Finally, the last chapter of Randy’s book deals with “Childlikeness and Drinking”. This is perhaps the strongest chapter of the book, using careful Bible study to build a biblical philosophy of abstinence. The chapter has three sections. First, “Personal Holiness has a Positive Focus” which calls the Christian to “be a continual display of God’s holiness to unsaved people around us.” (p. 66) Second, “Personal Holiness Mandates a Negative Response to the World System”. In this section, Randy capably demonstrates the general biblical teaching of separation from the world.
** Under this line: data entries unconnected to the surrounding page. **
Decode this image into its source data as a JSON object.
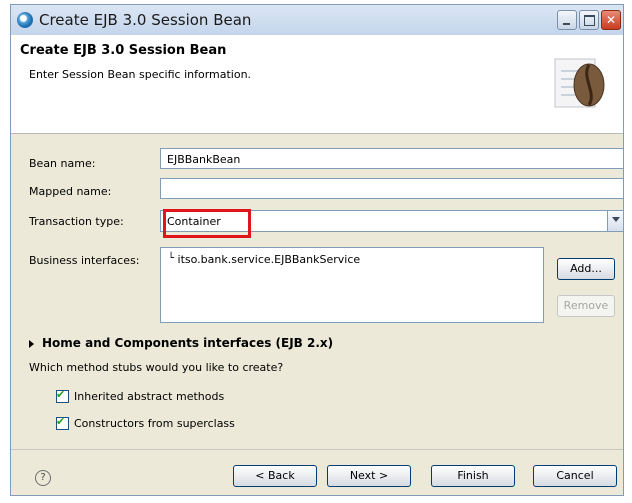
{
  "window": {
    "title": "Create EJB 3.0 Session Bean"
  },
  "header": {
    "title": "Create EJB 3.0 Session Bean",
    "subtitle": "Enter Session Bean specific information."
  },
  "form": {
    "bean_name": {
      "label": "Bean name:",
      "value": "EJBBankBean"
    },
    "mapped_name": {
      "label": "Mapped name:",
      "value": ""
    },
    "transaction_type": {
      "label": "Transaction type:",
      "value": "Container"
    },
    "business_interfaces": {
      "label": "Business interfaces:",
      "items": [
        "itso.bank.service.EJBBankService"
      ]
    }
  },
  "buttons": {
    "add": "Add...",
    "remove": "Remove",
    "back": "< Back",
    "next": "Next >",
    "finish": "Finish",
    "cancel": "Cancel"
  },
  "section": {
    "label": "Home and Components interfaces (EJB 2.x)"
  },
  "stubs": {
    "question": "Which method stubs would you like to create?",
    "options": [
      {
        "label": "Inherited abstract methods",
        "checked": true
      },
      {
        "label": "Constructors from superclass",
        "checked": true
      }
    ]
  },
  "icons": {
    "help": "?",
    "app": "ejb-wizard-icon",
    "bean": "coffee-bean-icon"
  },
  "colors": {
    "highlight": "#e0141b",
    "check": "#21a121"
  }
}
Then he turns, third, to “Is Drinking Alcohol a form of Worldliness?”. Randy demonstrates that “the broad spectrum of those who drink, all the way from the sophisticated wine connoisseur to the undiscriminating bum in the gutter, is united by the desire to have some experience that satisfies human pride or lust.” Then he asks, “Why would a Christian want any association with such a lifestyle?” (p. 69) He also points out that drinking in our culture creates a community of drinkers, a “bond of solidarity” among people sharing a worldly world-view. (p.70) The section and chapter close with a strong appeal to the matter of testimony to the world, to other believers, and within one’s own home.